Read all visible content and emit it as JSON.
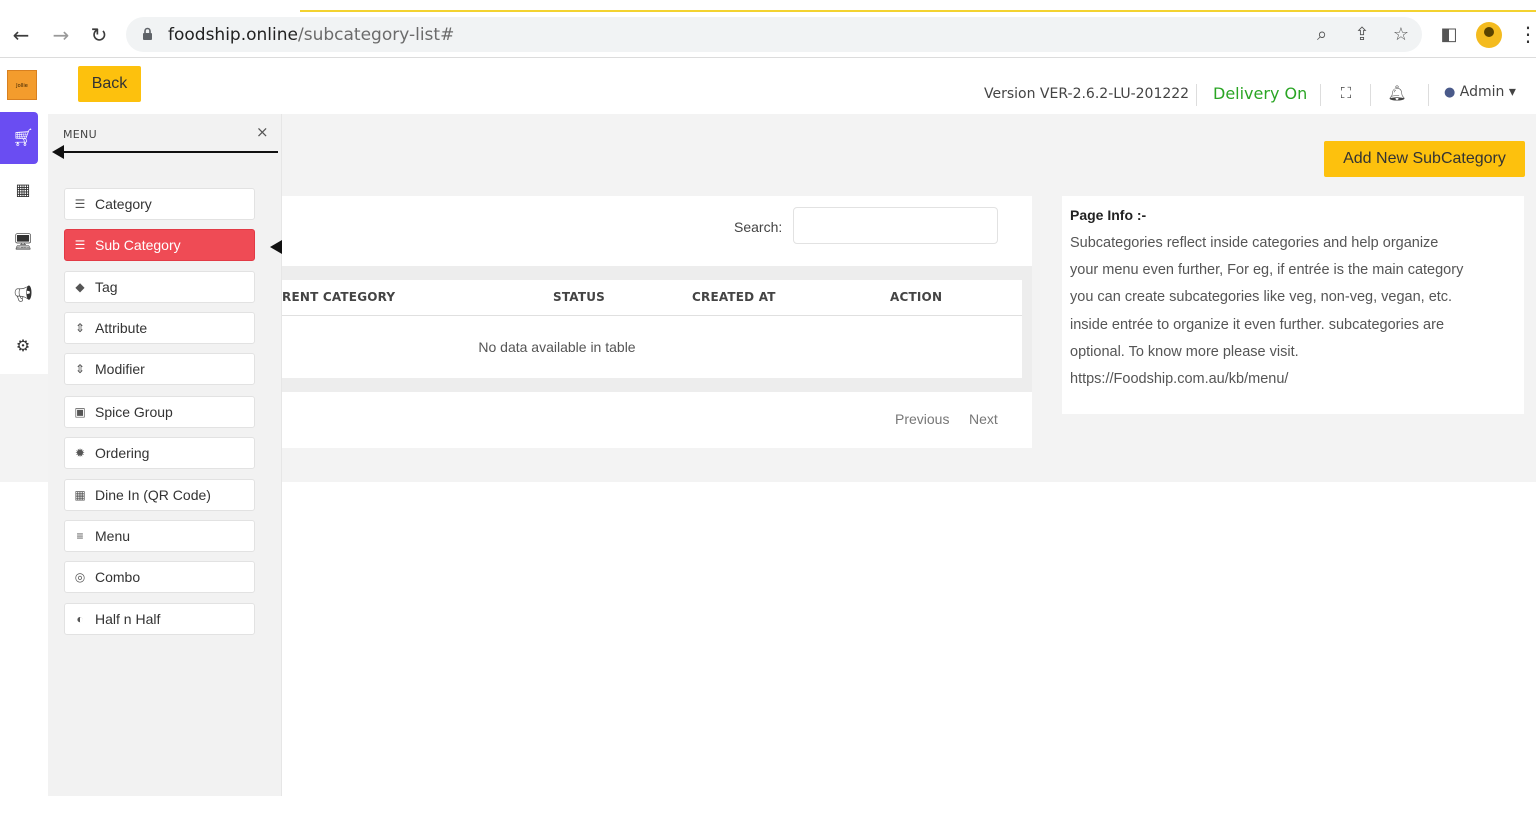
{
  "browser": {
    "url_domain": "foodship.online",
    "url_path": "/subcategory-list#"
  },
  "header": {
    "back_label": "Back",
    "version": "Version VER-2.6.2-LU-201222",
    "delivery_status": "Delivery On",
    "admin_label": "Admin ▾"
  },
  "logo": {
    "text": "Jollie"
  },
  "menu": {
    "title": "MENU",
    "close": "×",
    "items": [
      {
        "label": "Category",
        "icon": "list-icon",
        "glyph": "☰",
        "active": false
      },
      {
        "label": "Sub Category",
        "icon": "list-icon",
        "glyph": "☰",
        "active": true
      },
      {
        "label": "Tag",
        "icon": "tag-icon",
        "glyph": "◆",
        "active": false
      },
      {
        "label": "Attribute",
        "icon": "sort-icon",
        "glyph": "⇕",
        "active": false
      },
      {
        "label": "Modifier",
        "icon": "sort-icon",
        "glyph": "⇕",
        "active": false
      },
      {
        "label": "Spice Group",
        "icon": "spice-icon",
        "glyph": "▣",
        "active": false
      },
      {
        "label": "Ordering",
        "icon": "ordering-icon",
        "glyph": "✹",
        "active": false
      },
      {
        "label": "Dine In (QR Code)",
        "icon": "qr-icon",
        "glyph": "▦",
        "active": false
      },
      {
        "label": "Menu",
        "icon": "menu-icon",
        "glyph": "≡",
        "active": false
      },
      {
        "label": "Combo",
        "icon": "combo-icon",
        "glyph": "◎",
        "active": false
      },
      {
        "label": "Half n Half",
        "icon": "half-icon",
        "glyph": "◐",
        "active": false
      }
    ]
  },
  "table": {
    "search_label": "Search:",
    "search_value": "",
    "columns": [
      "RENT CATEGORY",
      "STATUS",
      "CREATED AT",
      "ACTION"
    ],
    "empty_text": "No data available in table",
    "previous": "Previous",
    "next": "Next"
  },
  "actions": {
    "add_label": "Add New SubCategory"
  },
  "page_info": {
    "title": "Page Info :-",
    "lines": [
      "Subcategories reflect inside categories and help organize",
      "your menu even further, For eg, if entrée is the main category",
      "you can create subcategories like veg, non-veg, vegan, etc.",
      "inside entrée to organize it even further. subcategories are",
      "optional. To know more please visit.",
      "https://Foodship.com.au/kb/menu/"
    ]
  },
  "colors": {
    "accent_yellow": "#fdc10d",
    "active_red": "#ef4b55",
    "rail_active_purple": "#6a4df2",
    "delivery_green": "#2aa524"
  }
}
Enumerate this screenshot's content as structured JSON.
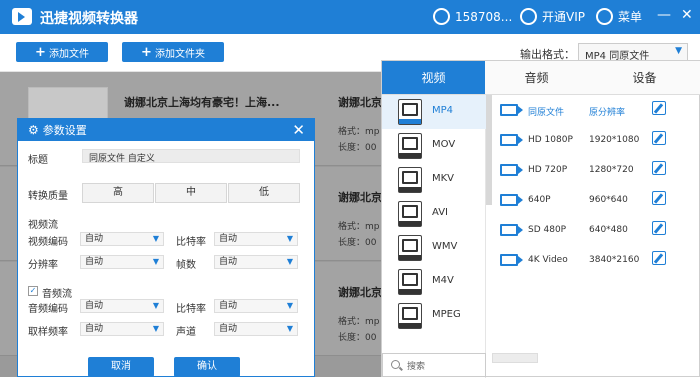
{
  "app": {
    "title": "迅捷视频转换器",
    "user": "158708...",
    "vip": "开通VIP",
    "menu": "菜单",
    "minimize": "—",
    "close": "✕"
  },
  "toolbar": {
    "add_file": "添加文件",
    "add_folder": "添加文件夹",
    "format_label": "输出格式：",
    "format_value": "MP4 同原文件"
  },
  "list": {
    "rows": [
      {
        "title_left": "谢娜北京上海均有豪宅！上海...",
        "title_right": "谢娜北京",
        "format": "格式：mp",
        "duration": "长度：00"
      },
      {
        "title_right": "谢娜北京",
        "format": "格式：mp",
        "duration": "长度：00"
      },
      {
        "title_right": "谢娜北京",
        "format": "格式：mp",
        "duration": "长度：00"
      }
    ]
  },
  "params": {
    "title": "参数设置",
    "title_label": "标题",
    "title_value": "同原文件 自定义",
    "quality_label": "转换质量",
    "quality": [
      "高",
      "中",
      "低"
    ],
    "video_section": "视频流",
    "video_codec_label": "视频编码",
    "video_codec": "自动",
    "bitrate_label": "比特率",
    "bitrate": "自动",
    "resolution_label": "分辨率",
    "resolution": "自动",
    "fps_label": "帧数",
    "fps": "自动",
    "audio_section": "音频流",
    "audio_codec_label": "音频编码",
    "audio_codec": "自动",
    "audio_bitrate_label": "比特率",
    "audio_bitrate": "自动",
    "sample_label": "取样频率",
    "sample": "自动",
    "channel_label": "声道",
    "channel": "自动",
    "cancel": "取消",
    "ok": "确认"
  },
  "format_panel": {
    "tabs": [
      "视频",
      "音频",
      "设备"
    ],
    "formats": [
      "MP4",
      "MOV",
      "MKV",
      "AVI",
      "WMV",
      "M4V",
      "MPEG"
    ],
    "format_icon_labels": [
      "MP4",
      "MOV",
      "MKV",
      "AVI",
      "WMV",
      "M4V",
      "MPEG"
    ],
    "presets": [
      {
        "name": "同原文件",
        "value": "原分辨率"
      },
      {
        "name": "HD 1080P",
        "value": "1920*1080"
      },
      {
        "name": "HD 720P",
        "value": "1280*720"
      },
      {
        "name": "640P",
        "value": "960*640"
      },
      {
        "name": "SD 480P",
        "value": "640*480"
      },
      {
        "name": "4K Video",
        "value": "3840*2160"
      }
    ],
    "search_placeholder": "搜索"
  },
  "colors": {
    "accent": "#1f7fd6",
    "overlay": "#9a9a9a"
  }
}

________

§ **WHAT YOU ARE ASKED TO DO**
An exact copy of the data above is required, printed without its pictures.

§ **SOLUTION TO THIS EXERCISE**
Read all visible content and emit it as JSON.
{
  "browser": {
    "url_domain": "foodship.online",
    "url_path": "/subcategory-list#"
  },
  "header": {
    "back_label": "Back",
    "version": "Version VER-2.6.2-LU-201222",
    "delivery_status": "Delivery On",
    "admin_label": "Admin ▾"
  },
  "logo": {
    "text": "Jollie"
  },
  "menu": {
    "title": "MENU",
    "close": "×",
    "items": [
      {
        "label": "Category",
        "icon": "list-icon",
        "glyph": "☰",
        "active": false
      },
      {
        "label": "Sub Category",
        "icon": "list-icon",
        "glyph": "☰",
        "active": true
      },
      {
        "label": "Tag",
        "icon": "tag-icon",
        "glyph": "◆",
        "active": false
      },
      {
        "label": "Attribute",
        "icon": "sort-icon",
        "glyph": "⇕",
        "active": false
      },
      {
        "label": "Modifier",
        "icon": "sort-icon",
        "glyph": "⇕",
        "active": false
      },
      {
        "label": "Spice Group",
        "icon": "spice-icon",
        "glyph": "▣",
        "active": false
      },
      {
        "label": "Ordering",
        "icon": "ordering-icon",
        "glyph": "✹",
        "active": false
      },
      {
        "label": "Dine In (QR Code)",
        "icon": "qr-icon",
        "glyph": "▦",
        "active": false
      },
      {
        "label": "Menu",
        "icon": "menu-icon",
        "glyph": "≡",
        "active": false
      },
      {
        "label": "Combo",
        "icon": "combo-icon",
        "glyph": "◎",
        "active": false
      },
      {
        "label": "Half n Half",
        "icon": "half-icon",
        "glyph": "◐",
        "active": false
      }
    ]
  },
  "table": {
    "search_label": "Search:",
    "search_value": "",
    "columns": [
      "RENT CATEGORY",
      "STATUS",
      "CREATED AT",
      "ACTION"
    ],
    "empty_text": "No data available in table",
    "previous": "Previous",
    "next": "Next"
  },
  "actions": {
    "add_label": "Add New SubCategory"
  },
  "page_info": {
    "title": "Page Info :-",
    "lines": [
      "Subcategories reflect inside categories and help organize",
      "your menu even further, For eg, if entrée is the main category",
      "you can create subcategories like veg, non-veg, vegan, etc.",
      "inside entrée to organize it even further. subcategories are",
      "optional. To know more please visit.",
      "https://Foodship.com.au/kb/menu/"
    ]
  },
  "colors": {
    "accent_yellow": "#fdc10d",
    "active_red": "#ef4b55",
    "rail_active_purple": "#6a4df2",
    "delivery_green": "#2aa524"
  }
}
Enumerate this screenshot's content as structured JSON.
{
  "app": {
    "title": "迅捷视频转换器",
    "user": "158708...",
    "vip": "开通VIP",
    "menu": "菜单",
    "minimize": "—",
    "close": "✕"
  },
  "toolbar": {
    "add_file": "添加文件",
    "add_folder": "添加文件夹",
    "format_label": "输出格式：",
    "format_value": "MP4 同原文件"
  },
  "list": {
    "rows": [
      {
        "title_left": "谢娜北京上海均有豪宅！上海...",
        "title_right": "谢娜北京",
        "format": "格式：mp",
        "duration": "长度：00"
      },
      {
        "title_right": "谢娜北京",
        "format": "格式：mp",
        "duration": "长度：00"
      },
      {
        "title_right": "谢娜北京",
        "format": "格式：mp",
        "duration": "长度：00"
      }
    ]
  },
  "params": {
    "title": "参数设置",
    "title_label": "标题",
    "title_value": "同原文件 自定义",
    "quality_label": "转换质量",
    "quality": [
      "高",
      "中",
      "低"
    ],
    "video_section": "视频流",
    "video_codec_label": "视频编码",
    "video_codec": "自动",
    "bitrate_label": "比特率",
    "bitrate": "自动",
    "resolution_label": "分辨率",
    "resolution": "自动",
    "fps_label": "帧数",
    "fps": "自动",
    "audio_section": "音频流",
    "audio_codec_label": "音频编码",
    "audio_codec": "自动",
    "audio_bitrate_label": "比特率",
    "audio_bitrate": "自动",
    "sample_label": "取样频率",
    "sample": "自动",
    "channel_label": "声道",
    "channel": "自动",
    "cancel": "取消",
    "ok": "确认"
  },
  "format_panel": {
    "tabs": [
      "视频",
      "音频",
      "设备"
    ],
    "formats": [
      "MP4",
      "MOV",
      "MKV",
      "AVI",
      "WMV",
      "M4V",
      "MPEG"
    ],
    "format_icon_labels": [
      "MP4",
      "MOV",
      "MKV",
      "AVI",
      "WMV",
      "M4V",
      "MPEG"
    ],
    "presets": [
      {
        "name": "同原文件",
        "value": "原分辨率"
      },
      {
        "name": "HD 1080P",
        "value": "1920*1080"
      },
      {
        "name": "HD 720P",
        "value": "1280*720"
      },
      {
        "name": "640P",
        "value": "960*640"
      },
      {
        "name": "SD 480P",
        "value": "640*480"
      },
      {
        "name": "4K Video",
        "value": "3840*2160"
      }
    ],
    "search_placeholder": "搜索"
  },
  "colors": {
    "accent": "#1f7fd6",
    "overlay": "#9a9a9a"
  }
}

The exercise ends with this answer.